Dr Rachel Leow

Dr Rachel Leow

Assistant Professor of Law

LSE Law School

Room No
Cheng Kin Ku Building 6.06
English, Mandarin
Key Expertise
Private Law

About me

Rachel joined the LSE Law School as Assistant Professor of Law in Sep 2022. From Aug 2024, she will be Associate Professor of Law. She is a private lawyer whose main research expertise and interests span three broad areas: agency law, the law of unjust enrichment and restitution, and trusts and commercial equity. She also has a special interest in corporate attribution in private law, the subject-matter of her doctorate and first monograph, Corporate Attribution in Private Law (Hart Publishing 2022). Her work has been cited with approval by the Supreme Court of the United Kingdom and the Singapore Court of Appeal.

Much of her work thus far has centred around one core question: why, how, and when do people act for or on behalf of another in private law? Currently, she is working on projects on mental incapacity and minority in private law, apparent authority, the liability of principals for torts of their agents, and the Partnership Act 1890.

At the LSE, Rachel is currently Chair of the LLM Exam Sub-Board.   

Before coming to the LSE, Rachel was Assistant Professor at the National University of Singapore, where she also read law as an undergraduate (LLB). She then moved to the University of Cambridge, where she completed her LLM and PhD at Downing College. At Cambridge, she won the Gareth Jones Prize for the Law of Restitution with the then-highest mark on record. She also won the Chancellor’s Medal for English Law, which is awarded to a candidate of exceptional merit in English law.
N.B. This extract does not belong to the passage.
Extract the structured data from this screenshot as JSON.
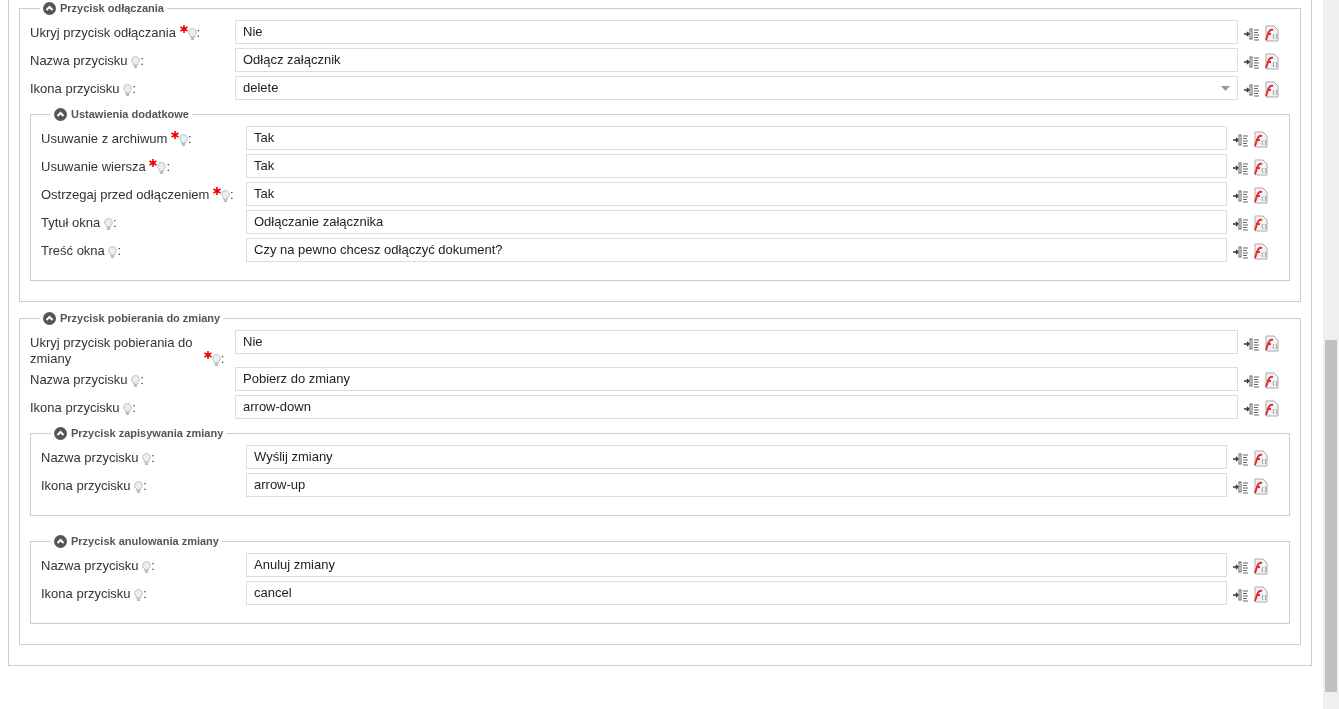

At NUS, she won the university-wide University Annual Teaching Excellence Award once and the Faculty of Law Annual Teaching Excellence Award twice.

Research interests

  • Private law
  • Unjust enrichment and restitution
  • Trusts
  • Commercial Equity
  • Agency law
  • Corporate attribution


  • National University of Singapore, University Annual Teaching Excellence Award 2021 (University wide-teaching award; only two winners from the Faculty of Law in 2020/21, awarded to recognise contributions by an individual to the design, development, implementation, and evaluation of high-quality teaching and assessment at the module or programme level)
  • National University of Singapore, Faculty of Law Annual Teaching Excellence Award 2022 (Faculty-wide teaching award)
  • National University of Singapore, Faculty of Law, Annual Teaching Excellence Award 2021 (Faculty-wide teaching award)


Corporate Attribution in Private Law (Hart Publishing 2022).

Looking at key questions of how companies are held accountable under private law, this book presents a succinct and accessible framework for analysing and answering corporate attribution problems in private law.

Corporate attribution is the process by which the acts and states of mind of human individuals are treated as those of a company to establish the company's rights, duties, and liabilities. But when and why are acts and states of mind attributed in private law?

Drawing on a wide range of material from across the disparate areas of company law, agency law, and the laws of contract, tort, unjust enrichment, and equitable obligations, this book's central argument is that attribution turns on the allocation and delegation of the company's own powers to act. This approach allows for a much greater and clearer understanding of attribution. A further benefit is that it shows attribution to be much more united and coherent than it is commonly thought to be. Looking at corporate attribution across the broad expanse of the common law, this book will be of interest to lawyers across the common law world, including the United Kingdom, Australia, Canada, and Singapore.

click here for publisher's site

Cited with approval by the Supreme Court of the United Kingdom in Trustees of the Barry Congregation of Jehovah’s Witnesses [2023] UKSC 15, where Lord Burrows, giving the unanimous decision of the Supreme Court, said: ‘I have found very helpful on the conceptual basis of vicarious liability, Rachel Leow, Corporate Attribution in Private Law (2022) chapter 4.’

Cited by Goh Yihan J in Axis Megalink Sdn Bhd v Far East Mining Pte Ltd [2023] SGHC 243

Reviews (available on request):

-          Nicholas Felstead (2022) 50 Australian Business Law Review 144-146

-          Sir Ross Cranston (2022) 37 Butterworths Journal of International Banking and Financial Law 765

-          John Murphy (2023) 139 Law Quarterly Review 340-343

-          Eva Micheler (2023) 82 Cambridge Law Journal 371-73

-          Hans Tjio (2023) Singapore Journal of Legal Studies 498-506


Book Chapters

Case Notes

Reviews and others